What you will do -> The exercise asks for every line of the data to be reproduced exactly.

Data for this task below:

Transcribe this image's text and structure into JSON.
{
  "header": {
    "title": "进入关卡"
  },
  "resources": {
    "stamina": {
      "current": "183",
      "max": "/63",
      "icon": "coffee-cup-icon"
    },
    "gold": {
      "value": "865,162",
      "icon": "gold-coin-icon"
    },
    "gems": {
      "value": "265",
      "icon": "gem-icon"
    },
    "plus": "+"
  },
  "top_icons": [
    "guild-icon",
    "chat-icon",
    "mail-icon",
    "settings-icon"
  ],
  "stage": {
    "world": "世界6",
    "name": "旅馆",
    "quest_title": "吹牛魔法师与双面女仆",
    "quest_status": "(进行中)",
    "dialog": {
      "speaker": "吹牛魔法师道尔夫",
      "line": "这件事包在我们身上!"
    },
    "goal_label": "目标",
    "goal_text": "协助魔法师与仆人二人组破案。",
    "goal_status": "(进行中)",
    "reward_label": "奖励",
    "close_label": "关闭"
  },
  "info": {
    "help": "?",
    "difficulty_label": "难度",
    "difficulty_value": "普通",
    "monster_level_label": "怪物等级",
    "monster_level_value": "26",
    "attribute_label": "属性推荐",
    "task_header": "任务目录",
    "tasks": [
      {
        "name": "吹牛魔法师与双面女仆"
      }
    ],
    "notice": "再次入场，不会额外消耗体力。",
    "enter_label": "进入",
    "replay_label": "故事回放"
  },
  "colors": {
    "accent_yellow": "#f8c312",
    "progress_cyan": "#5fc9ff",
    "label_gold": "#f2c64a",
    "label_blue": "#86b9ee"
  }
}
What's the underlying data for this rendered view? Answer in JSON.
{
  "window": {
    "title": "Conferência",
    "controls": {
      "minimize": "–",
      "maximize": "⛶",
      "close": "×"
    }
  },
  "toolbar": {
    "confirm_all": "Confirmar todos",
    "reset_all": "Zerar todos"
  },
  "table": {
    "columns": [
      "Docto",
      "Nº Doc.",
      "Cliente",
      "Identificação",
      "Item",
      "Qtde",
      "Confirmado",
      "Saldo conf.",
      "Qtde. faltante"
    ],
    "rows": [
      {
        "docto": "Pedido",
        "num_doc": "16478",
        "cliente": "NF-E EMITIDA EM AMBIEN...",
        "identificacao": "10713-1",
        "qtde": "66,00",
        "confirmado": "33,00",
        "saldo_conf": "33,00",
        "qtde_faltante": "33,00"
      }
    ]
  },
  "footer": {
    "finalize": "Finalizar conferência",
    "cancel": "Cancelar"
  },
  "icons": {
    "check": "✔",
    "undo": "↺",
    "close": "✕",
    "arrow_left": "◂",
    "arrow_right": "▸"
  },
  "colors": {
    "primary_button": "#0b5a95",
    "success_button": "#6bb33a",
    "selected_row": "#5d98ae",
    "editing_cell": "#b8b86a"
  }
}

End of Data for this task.

Exercise response ->
Transcribe this image's text and structure into JSON.
{
  "header": {
    "title": "进入关卡"
  },
  "resources": {
    "stamina": {
      "current": "183",
      "max": "/63",
      "icon": "coffee-cup-icon"
    },
    "gold": {
      "value": "865,162",
      "icon": "gold-coin-icon"
    },
    "gems": {
      "value": "265",
      "icon": "gem-icon"
    },
    "plus": "+"
  },
  "top_icons": [
    "guild-icon",
    "chat-icon",
    "mail-icon",
    "settings-icon"
  ],
  "stage": {
    "world": "世界6",
    "name": "旅馆",
    "quest_title": "吹牛魔法师与双面女仆",
    "quest_status": "(进行中)",
    "dialog": {
      "speaker": "吹牛魔法师道尔夫",
      "line": "这件事包在我们身上!"
    },
    "goal_label": "目标",
    "goal_text": "协助魔法师与仆人二人组破案。",
    "goal_status": "(进行中)",
    "reward_label": "奖励",
    "close_label": "关闭"
  },
  "info": {
    "help": "?",
    "difficulty_label": "难度",
    "difficulty_value": "普通",
    "monster_level_label": "怪物等级",
    "monster_level_value": "26",
    "attribute_label": "属性推荐",
    "task_header": "任务目录",
    "tasks": [
      {
        "name": "吹牛魔法师与双面女仆"
      }
    ],
    "notice": "再次入场，不会额外消耗体力。",
    "enter_label": "进入",
    "replay_label": "故事回放"
  },
  "colors": {
    "accent_yellow": "#f8c312",
    "progress_cyan": "#5fc9ff",
    "label_gold": "#f2c64a",
    "label_blue": "#86b9ee"
  }
}
What's the underlying data for this rendered view? Answer in JSON.
{
  "window": {
    "title": "Conferência",
    "controls": {
      "minimize": "–",
      "maximize": "⛶",
      "close": "×"
    }
  },
  "toolbar": {
    "confirm_all": "Confirmar todos",
    "reset_all": "Zerar todos"
  },
  "table": {
    "columns": [
      "Docto",
      "Nº Doc.",
      "Cliente",
      "Identificação",
      "Item",
      "Qtde",
      "Confirmado",
      "Saldo conf.",
      "Qtde. faltante"
    ],
    "rows": [
      {
        "docto": "Pedido",
        "num_doc": "16478",
        "cliente": "NF-E EMITIDA EM AMBIEN...",
        "identificacao": "10713-1",
        "qtde": "66,00",
        "confirmado": "33,00",
        "saldo_conf": "33,00",
        "qtde_faltante": "33,00"
      }
    ]
  },
  "footer": {
    "finalize": "Finalizar conferência",
    "cancel": "Cancelar"
  },
  "icons": {
    "check": "✔",
    "undo": "↺",
    "close": "✕",
    "arrow_left": "◂",
    "arrow_right": "▸"
  },
  "colors": {
    "primary_button": "#0b5a95",
    "success_button": "#6bb33a",
    "selected_row": "#5d98ae",
    "editing_cell": "#b8b86a"
  }
}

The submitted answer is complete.